-------- INPUT
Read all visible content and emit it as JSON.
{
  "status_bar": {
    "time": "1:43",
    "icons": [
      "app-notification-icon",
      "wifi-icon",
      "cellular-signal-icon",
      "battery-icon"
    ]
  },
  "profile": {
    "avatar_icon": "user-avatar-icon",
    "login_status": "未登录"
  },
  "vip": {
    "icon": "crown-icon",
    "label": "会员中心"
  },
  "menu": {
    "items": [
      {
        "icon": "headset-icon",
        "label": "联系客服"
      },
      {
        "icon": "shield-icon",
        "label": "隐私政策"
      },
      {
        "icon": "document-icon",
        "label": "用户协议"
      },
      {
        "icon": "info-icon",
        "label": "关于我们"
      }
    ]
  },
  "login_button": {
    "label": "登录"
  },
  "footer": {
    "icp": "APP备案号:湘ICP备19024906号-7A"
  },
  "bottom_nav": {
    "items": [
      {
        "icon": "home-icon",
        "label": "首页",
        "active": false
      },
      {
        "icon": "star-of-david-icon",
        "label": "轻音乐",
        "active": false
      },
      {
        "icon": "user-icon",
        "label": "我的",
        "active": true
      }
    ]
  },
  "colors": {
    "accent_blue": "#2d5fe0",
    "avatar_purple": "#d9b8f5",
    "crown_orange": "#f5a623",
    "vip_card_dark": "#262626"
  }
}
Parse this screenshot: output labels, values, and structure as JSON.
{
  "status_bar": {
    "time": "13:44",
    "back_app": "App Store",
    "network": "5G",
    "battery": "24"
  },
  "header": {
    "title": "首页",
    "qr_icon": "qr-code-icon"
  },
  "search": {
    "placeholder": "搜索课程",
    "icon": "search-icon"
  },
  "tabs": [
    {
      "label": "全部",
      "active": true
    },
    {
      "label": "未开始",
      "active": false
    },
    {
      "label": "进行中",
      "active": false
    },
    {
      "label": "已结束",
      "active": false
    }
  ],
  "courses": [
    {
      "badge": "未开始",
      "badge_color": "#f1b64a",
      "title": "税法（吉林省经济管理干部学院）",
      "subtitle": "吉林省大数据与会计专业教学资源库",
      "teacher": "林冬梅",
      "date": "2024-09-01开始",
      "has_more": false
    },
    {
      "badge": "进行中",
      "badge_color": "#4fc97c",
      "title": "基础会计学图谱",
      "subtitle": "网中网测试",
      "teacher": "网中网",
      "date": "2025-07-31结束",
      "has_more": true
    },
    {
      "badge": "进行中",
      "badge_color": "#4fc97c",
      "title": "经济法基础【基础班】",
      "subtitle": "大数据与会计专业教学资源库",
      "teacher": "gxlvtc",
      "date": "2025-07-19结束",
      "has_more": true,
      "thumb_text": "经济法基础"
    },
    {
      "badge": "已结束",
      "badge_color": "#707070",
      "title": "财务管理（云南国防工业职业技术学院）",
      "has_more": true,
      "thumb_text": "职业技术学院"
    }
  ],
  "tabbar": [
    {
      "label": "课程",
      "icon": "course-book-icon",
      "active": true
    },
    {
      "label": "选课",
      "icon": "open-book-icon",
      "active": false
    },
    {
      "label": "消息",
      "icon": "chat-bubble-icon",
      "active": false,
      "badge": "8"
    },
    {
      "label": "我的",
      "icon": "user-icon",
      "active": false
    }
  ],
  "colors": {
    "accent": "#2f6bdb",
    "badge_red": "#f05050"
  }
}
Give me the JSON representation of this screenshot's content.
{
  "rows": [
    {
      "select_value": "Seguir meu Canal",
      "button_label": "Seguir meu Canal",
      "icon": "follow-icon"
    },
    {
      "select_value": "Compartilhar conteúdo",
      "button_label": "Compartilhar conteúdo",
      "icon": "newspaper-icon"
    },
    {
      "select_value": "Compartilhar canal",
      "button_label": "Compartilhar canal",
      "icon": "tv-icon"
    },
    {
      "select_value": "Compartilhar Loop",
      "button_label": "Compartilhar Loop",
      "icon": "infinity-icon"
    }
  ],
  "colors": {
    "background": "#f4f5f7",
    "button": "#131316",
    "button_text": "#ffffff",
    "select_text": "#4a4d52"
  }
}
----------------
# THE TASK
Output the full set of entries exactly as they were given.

# TASK ANSWER
Read all visible content and emit it as JSON.
{
  "status_bar": {
    "time": "1:43",
    "icons": [
      "app-notification-icon",
      "wifi-icon",
      "cellular-signal-icon",
      "battery-icon"
    ]
  },
  "profile": {
    "avatar_icon": "user-avatar-icon",
    "login_status": "未登录"
  },
  "vip": {
    "icon": "crown-icon",
    "label": "会员中心"
  },
  "menu": {
    "items": [
      {
        "icon": "headset-icon",
        "label": "联系客服"
      },
      {
        "icon": "shield-icon",
        "label": "隐私政策"
      },
      {
        "icon": "document-icon",
        "label": "用户协议"
      },
      {
        "icon": "info-icon",
        "label": "关于我们"
      }
    ]
  },
  "login_button": {
    "label": "登录"
  },
  "footer": {
    "icp": "APP备案号:湘ICP备19024906号-7A"
  },
  "bottom_nav": {
    "items": [
      {
        "icon": "home-icon",
        "label": "首页",
        "active": false
      },
      {
        "icon": "star-of-david-icon",
        "label": "轻音乐",
        "active": false
      },
      {
        "icon": "user-icon",
        "label": "我的",
        "active": true
      }
    ]
  },
  "colors": {
    "accent_blue": "#2d5fe0",
    "avatar_purple": "#d9b8f5",
    "crown_orange": "#f5a623",
    "vip_card_dark": "#262626"
  }
}
Parse this screenshot: output labels, values, and structure as JSON.
{
  "status_bar": {
    "time": "13:44",
    "back_app": "App Store",
    "network": "5G",
    "battery": "24"
  },
  "header": {
    "title": "首页",
    "qr_icon": "qr-code-icon"
  },
  "search": {
    "placeholder": "搜索课程",
    "icon": "search-icon"
  },
  "tabs": [
    {
      "label": "全部",
      "active": true
    },
    {
      "label": "未开始",
      "active": false
    },
    {
      "label": "进行中",
      "active": false
    },
    {
      "label": "已结束",
      "active": false
    }
  ],
  "courses": [
    {
      "badge": "未开始",
      "badge_color": "#f1b64a",
      "title": "税法（吉林省经济管理干部学院）",
      "subtitle": "吉林省大数据与会计专业教学资源库",
      "teacher": "林冬梅",
      "date": "2024-09-01开始",
      "has_more": false
    },
    {
      "badge": "进行中",
      "badge_color": "#4fc97c",
      "title": "基础会计学图谱",
      "subtitle": "网中网测试",
      "teacher": "网中网",
      "date": "2025-07-31结束",
      "has_more": true
    },
    {
      "badge": "进行中",
      "badge_color": "#4fc97c",
      "title": "经济法基础【基础班】",
      "subtitle": "大数据与会计专业教学资源库",
      "teacher": "gxlvtc",
      "date": "2025-07-19结束",
      "has_more": true,
      "thumb_text": "经济法基础"
    },
    {
      "badge": "已结束",
      "badge_color": "#707070",
      "title": "财务管理（云南国防工业职业技术学院）",
      "has_more": true,
      "thumb_text": "职业技术学院"
    }
  ],
  "tabbar": [
    {
      "label": "课程",
      "icon": "course-book-icon",
      "active": true
    },
    {
      "label": "选课",
      "icon": "open-book-icon",
      "active": false
    },
    {
      "label": "消息",
      "icon": "chat-bubble-icon",
      "active": false,
      "badge": "8"
    },
    {
      "label": "我的",
      "icon": "user-icon",
      "active": false
    }
  ],
  "colors": {
    "accent": "#2f6bdb",
    "badge_red": "#f05050"
  }
}
Give me the JSON representation of this screenshot's content.
{
  "rows": [
    {
      "select_value": "Seguir meu Canal",
      "button_label": "Seguir meu Canal",
      "icon": "follow-icon"
    },
    {
      "select_value": "Compartilhar conteúdo",
      "button_label": "Compartilhar conteúdo",
      "icon": "newspaper-icon"
    },
    {
      "select_value": "Compartilhar canal",
      "button_label": "Compartilhar canal",
      "icon": "tv-icon"
    },
    {
      "select_value": "Compartilhar Loop",
      "button_label": "Compartilhar Loop",
      "icon": "infinity-icon"
    }
  ],
  "colors": {
    "background": "#f4f5f7",
    "button": "#131316",
    "button_text": "#ffffff",
    "select_text": "#4a4d52"
  }
}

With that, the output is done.